Ghosting: Why Isn't My Candidate Responding Anymore?

Published on: 1 July 2024

Yes! You managed to reach a perfect candidate; they responded to your LinkedIn message, the phone screening went well, there was a match, and you scheduled an appointment for a first interview.

You review the CV and book a meeting room. But on the very day of the interview, the candidate doesn't show up. You give them fifteen minutes, thinking they might be stuck in traffic or their train is delayed. Half an hour after the scheduled time, there's still no one to be seen. You call, but all you get is voicemail. A little later, you try again, but without success.

Something must have come up: a flat tire, a missed train, a car problem. Hopefully, everything is still alright, and nothing serious has happened. Otherwise, they would surely have informed you. At the end of the day, you send another email and decide to call the next day. But there's still radio silence on the other end. It's as if the candidate never existed, as if suddenly they're a ghost. In professional terms, this is called "ghosting," and you're not the only one experiencing it.

You're not alone: 83% of employers experience ghosting

The term "ghosting" originated in the realm of dating but is becoming increasingly common in the HR world. It involves candidates disappearing midway through the application process, as well as employees not showing up on their first day of work or leaving after the first week. In the United States, 83% of employers have been "ghosted," and 18% of job seekers admit to having "ghosted" employers.

Indeed conducted a survey and asked 250 job seekers why they engaged in "ghosting."

Reason 1: Eye for an eye

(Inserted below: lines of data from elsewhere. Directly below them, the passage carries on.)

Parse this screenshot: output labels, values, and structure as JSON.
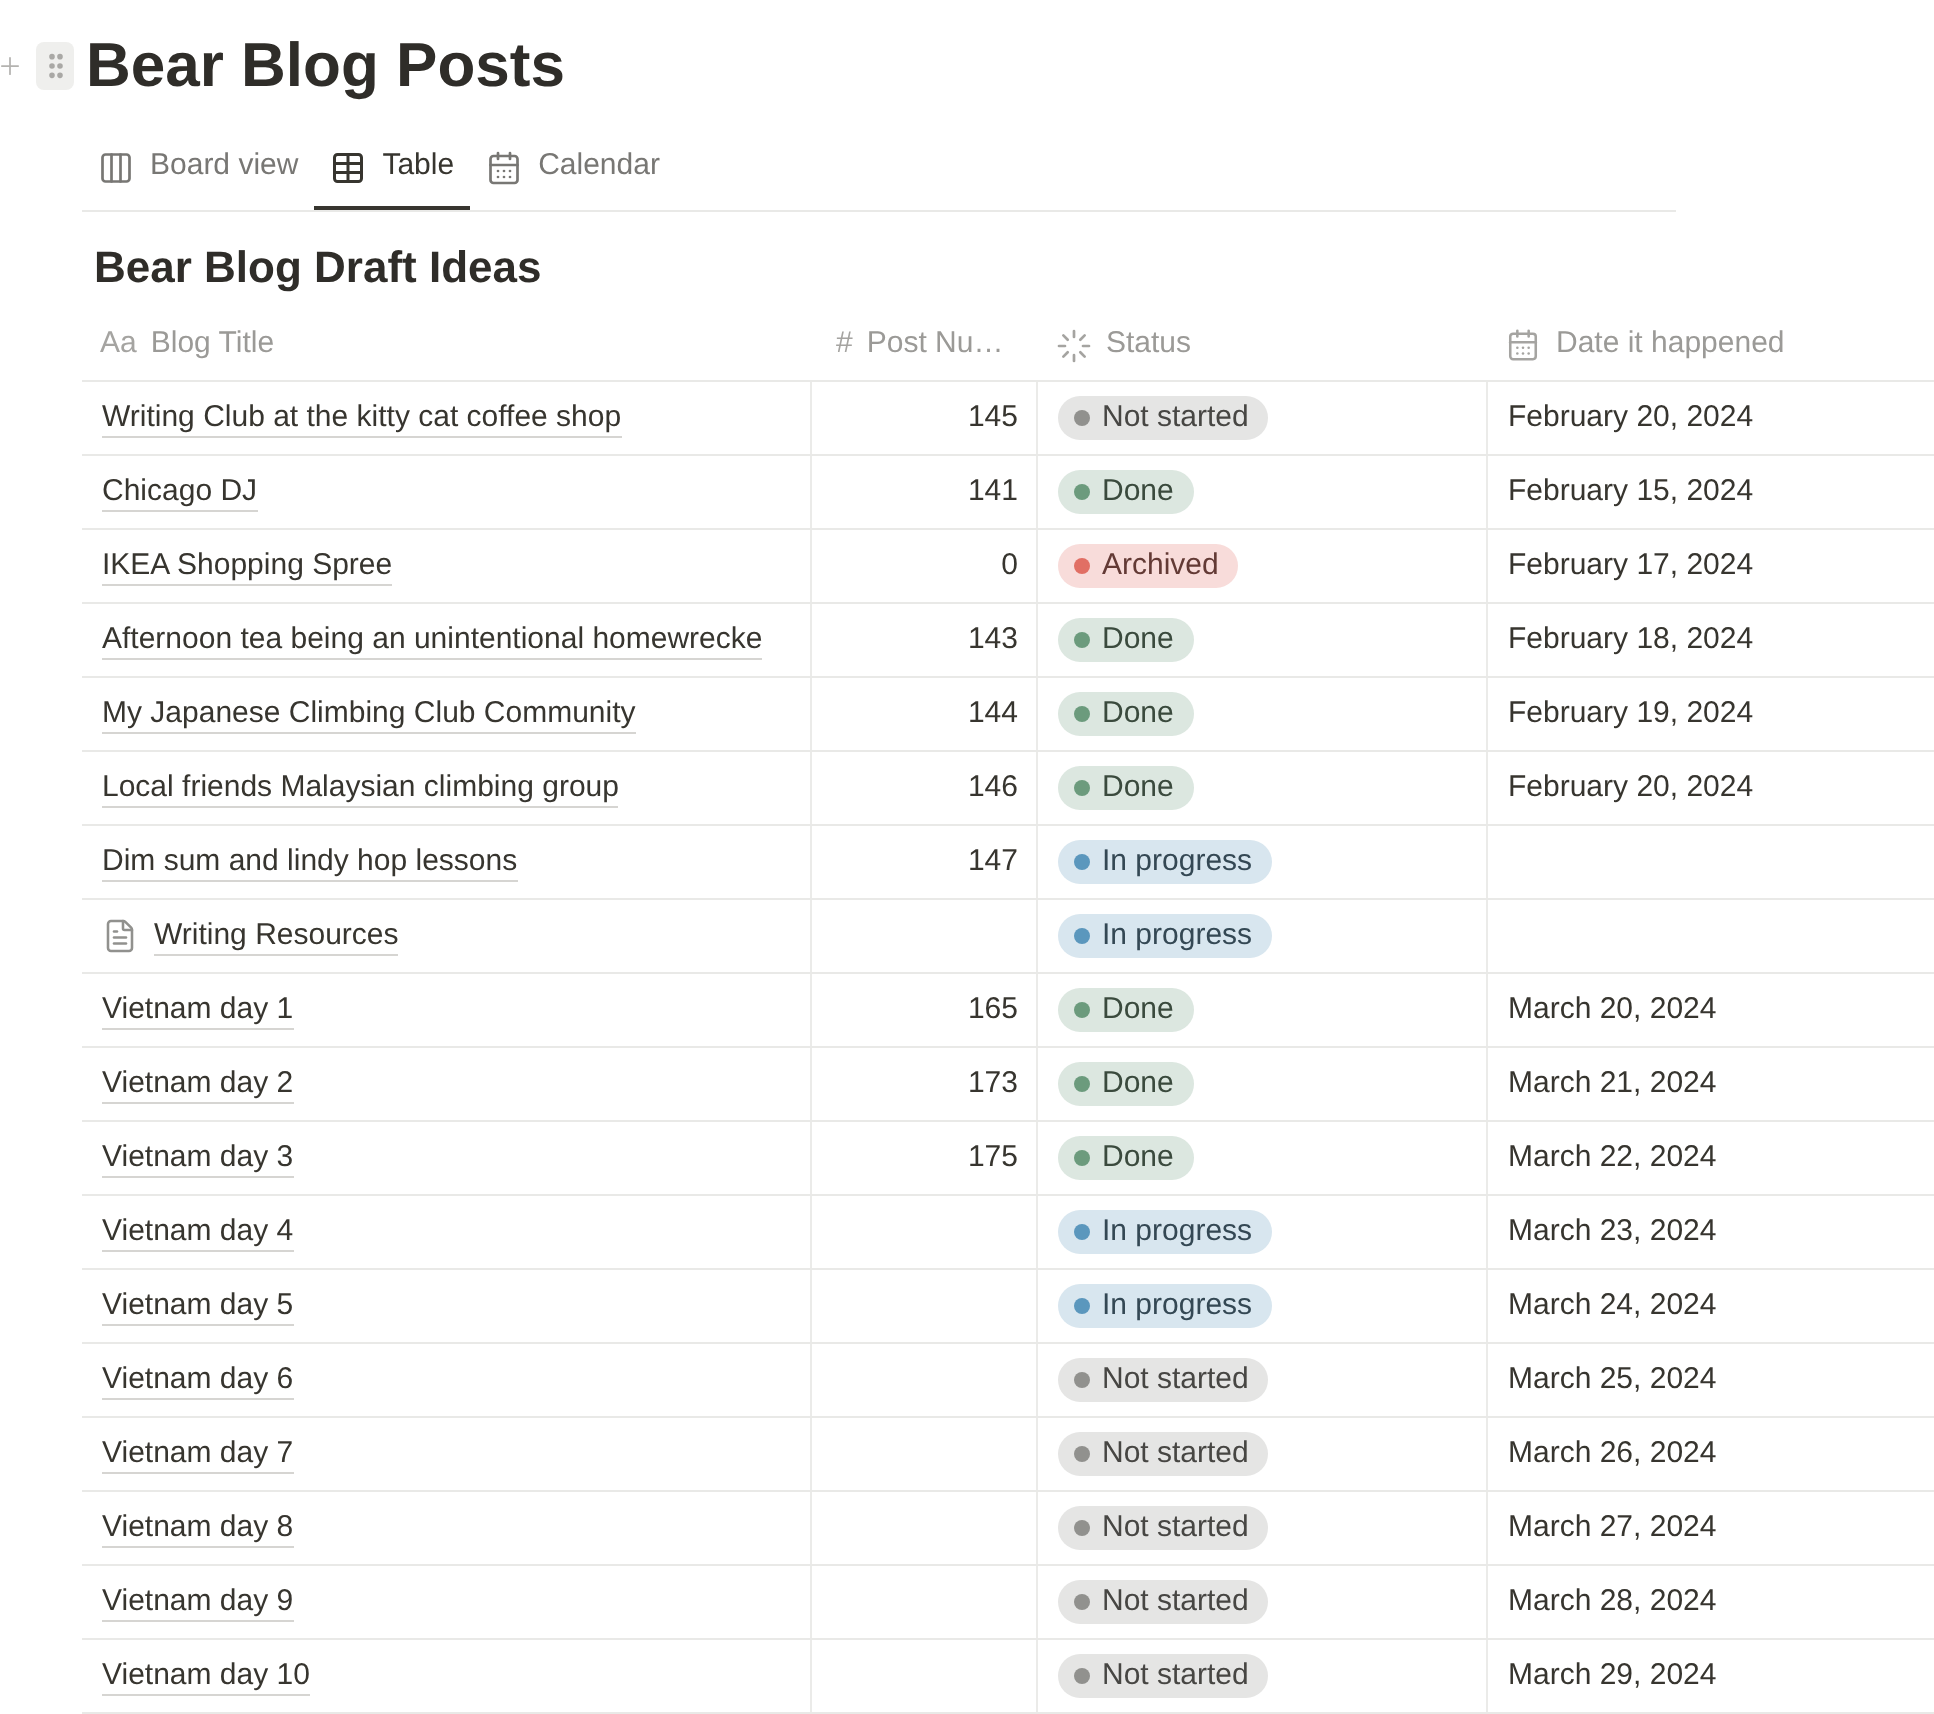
{
  "page": {
    "title": "Bear Blog Posts"
  },
  "tabs": [
    {
      "label": "Board view",
      "kind": "board",
      "selected": false
    },
    {
      "label": "Table",
      "kind": "table",
      "selected": true
    },
    {
      "label": "Calendar",
      "kind": "calendar",
      "selected": false
    }
  ],
  "table": {
    "title": "Bear Blog Draft Ideas",
    "columns": [
      {
        "kind": "title",
        "icon_text": "Aa",
        "label": "Blog Title"
      },
      {
        "kind": "number",
        "icon_text": "#",
        "label": "Post Nu…"
      },
      {
        "kind": "status",
        "label": "Status"
      },
      {
        "kind": "date",
        "label": "Date it happened"
      }
    ],
    "rows": [
      {
        "kind": "entry",
        "title": "Writing Club at the kitty cat coffee shop",
        "post_number": "145",
        "status": {
          "label": "Not started",
          "color": "#91918e"
        },
        "date": "February 20, 2024"
      },
      {
        "kind": "entry",
        "title": "Chicago DJ",
        "post_number": "141",
        "status": {
          "label": "Done",
          "color": "#6c9b7d"
        },
        "date": "February 15, 2024"
      },
      {
        "kind": "entry",
        "title": "IKEA Shopping Spree",
        "post_number": "0",
        "status": {
          "label": "Archived",
          "color": "#e16f64"
        },
        "date": "February 17, 2024"
      },
      {
        "kind": "entry",
        "title": "Afternoon tea being an unintentional homewrecke",
        "post_number": "143",
        "status": {
          "label": "Done",
          "color": "#6c9b7d"
        },
        "date": "February 18, 2024"
      },
      {
        "kind": "entry",
        "title": "My Japanese Climbing Club Community",
        "post_number": "144",
        "status": {
          "label": "Done",
          "color": "#6c9b7d"
        },
        "date": "February 19, 2024"
      },
      {
        "kind": "entry",
        "title": "Local friends Malaysian climbing group",
        "post_number": "146",
        "status": {
          "label": "Done",
          "color": "#6c9b7d"
        },
        "date": "February 20, 2024"
      },
      {
        "kind": "entry",
        "title": "Dim sum and lindy hop lessons",
        "post_number": "147",
        "status": {
          "label": "In progress",
          "color": "#5b97bd"
        }
      },
      {
        "kind": "page",
        "title": "Writing Resources",
        "status": {
          "label": "In progress",
          "color": "#5b97bd"
        }
      },
      {
        "kind": "entry",
        "title": "Vietnam day 1",
        "post_number": "165",
        "status": {
          "label": "Done",
          "color": "#6c9b7d"
        },
        "date": "March 20, 2024"
      },
      {
        "kind": "entry",
        "title": "Vietnam day 2",
        "post_number": "173",
        "status": {
          "label": "Done",
          "color": "#6c9b7d"
        },
        "date": "March 21, 2024"
      },
      {
        "kind": "entry",
        "title": "Vietnam day 3",
        "post_number": "175",
        "status": {
          "label": "Done",
          "color": "#6c9b7d"
        },
        "date": "March 22, 2024"
      },
      {
        "kind": "entry",
        "title": "Vietnam day 4",
        "status": {
          "label": "In progress",
          "color": "#5b97bd"
        },
        "date": "March 23, 2024"
      },
      {
        "kind": "entry",
        "title": "Vietnam day 5",
        "status": {
          "label": "In progress",
          "color": "#5b97bd"
        },
        "date": "March 24, 2024"
      },
      {
        "kind": "entry",
        "title": "Vietnam day 6",
        "status": {
          "label": "Not started",
          "color": "#91918e"
        },
        "date": "March 25, 2024"
      },
      {
        "kind": "entry",
        "title": "Vietnam day 7",
        "status": {
          "label": "Not started",
          "color": "#91918e"
        },
        "date": "March 26, 2024"
      },
      {
        "kind": "entry",
        "title": "Vietnam day 8",
        "status": {
          "label": "Not started",
          "color": "#91918e"
        },
        "date": "March 27, 2024"
      },
      {
        "kind": "entry",
        "title": "Vietnam day 9",
        "status": {
          "label": "Not started",
          "color": "#91918e"
        },
        "date": "March 28, 2024"
      },
      {
        "kind": "entry",
        "title": "Vietnam day 10",
        "status": {
          "label": "Not started",
          "color": "#91918e"
        },
        "date": "March 29, 2024"
      }
    ]
  }
}
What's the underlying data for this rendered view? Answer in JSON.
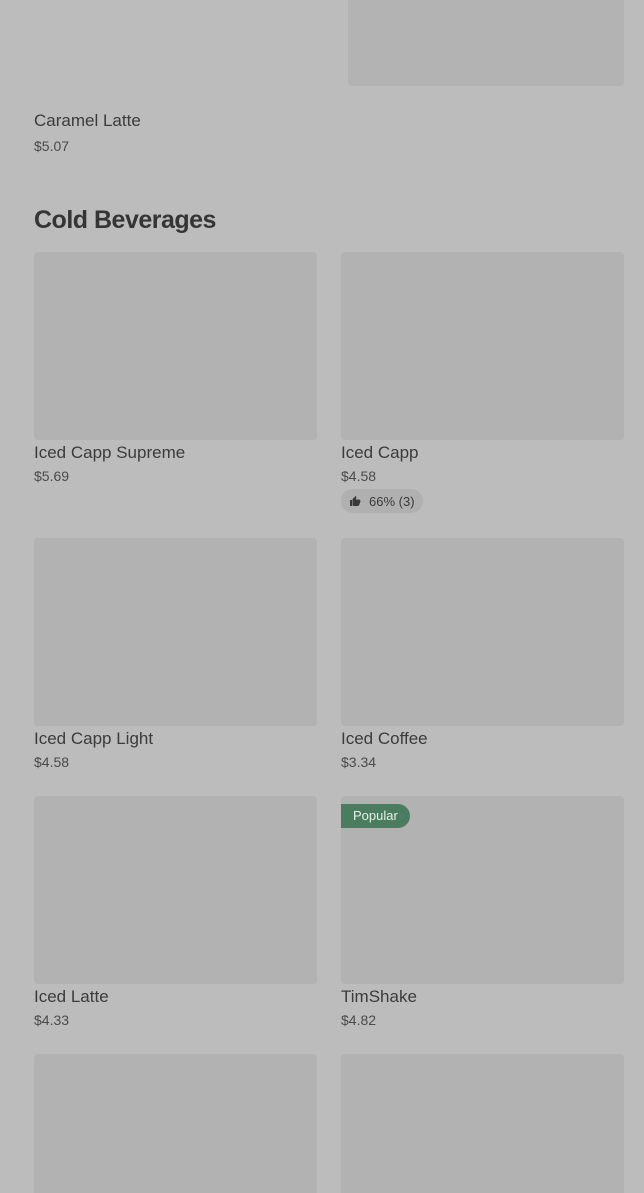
{
  "previous_item": {
    "name": "Caramel Latte",
    "price": "$5.07"
  },
  "section": {
    "title": "Cold Beverages"
  },
  "items": [
    {
      "name": "Iced Capp Supreme",
      "price": "$5.69"
    },
    {
      "name": "Iced Capp",
      "price": "$4.58",
      "rating": "66% (3)",
      "rating_icon": "thumbs-up-icon"
    },
    {
      "name": "Iced Capp Light",
      "price": "$4.58"
    },
    {
      "name": "Iced Coffee",
      "price": "$3.34"
    },
    {
      "name": "Iced Latte",
      "price": "$4.33"
    },
    {
      "name": "TimShake",
      "price": "$4.82",
      "badge": "Popular",
      "badge_color": "#4a7d5f"
    }
  ],
  "colors": {
    "background": "#bcbcbc",
    "image_placeholder": "#b2b2b2",
    "text": "#3b3b3b",
    "badge": "#4a7d5f"
  }
}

"Employers have 'ghosted' me so many times," says one candidate. "If they do it, why shouldn't I?" Research shows that this is one of the most significant reasons for "ghosting." "It's happened to me so many times," complains another. "It's like I don't exist anymore after the job interview."

As an employer or recruiter, it's best to keep your candidates as informed as possible throughout the process. Even if the candidate isn't a fit, you can let them know that they haven't been selected. Because remember, a negative candidate experience isn't good publicity.

Reason 2: The Process Is Too Long

A phone screening, a first interview, a personality test, another interview—the application process can sometimes be unnecessarily lengthy. "If you're looking for a job," one candidate said, "of course, you don't just sit around waiting for employers to finally make a decision." Another explained their "ghosting" like this: "By the time they finally got back to me, I had already been working elsewhere for a long time."

Reason 3: No Alignment

A candidate explains, "If I don't get in touch after a job interview, it's usually because I've discovered new things, like a bad atmosphere or a company culture that doesn't suit me." They searched for reviews or contacted other employees and discovered that there was no alignment between them and their future employer.

Reason 4: Inadequate Offer

If candidates suddenly realize that the position is well below their level, or if the offer is very disappointing, they'll suddenly drop out. "I worked hard to earn my degrees and put in years of work to reach this level. When I'm invited to an interview, I assume it matches my qualifications," explains an experienced professional. "If it doesn't, it's disappointing. So, I don't want to invest more time in it."

Reason 5: Sometimes It Just Happens

Candidates often have multiple applications in progress. When something suddenly comes up, they simply forget to notify you: "It was an accident. I applied and was invited to an interview. Then my daughter got sick, and I forgot to cancel the appointment." Of course, candidates have other things to do than apply; they still have their current job, a family, and a rich social life.

Reason 6: Recruiters Aren't Flexible

It's often assumed that candidates are available at any time, while recruiters have a more restricted schedule. A survey candidate received an invitation 24 hours in advance; "It was also an hour and a half away. I didn't really manage to solve this issue in such a short time." When she asked if it could be done a little later, it wasn't possible. "So, I didn't show up. And I don't regret it at all."

Reason 7: Fear of Consequences

One final reason why candidates are seen as ghosts is the fear that their current employer will know about their application. Suddenly, they're afraid to apply during work hours, or they no longer dare to risk their current career for something new.

As a recruiter, have you experienced "ghosting"? Prevention is better than cure! So, work on your candidate experience: keep your candidates informed throughout the application process and communicate openly.

Do you think it's too much work, or do you prefer to leave the follow-up to other professionals? We can help you find suitable candidates who won't disappear. Feel free to contact our team for assistance!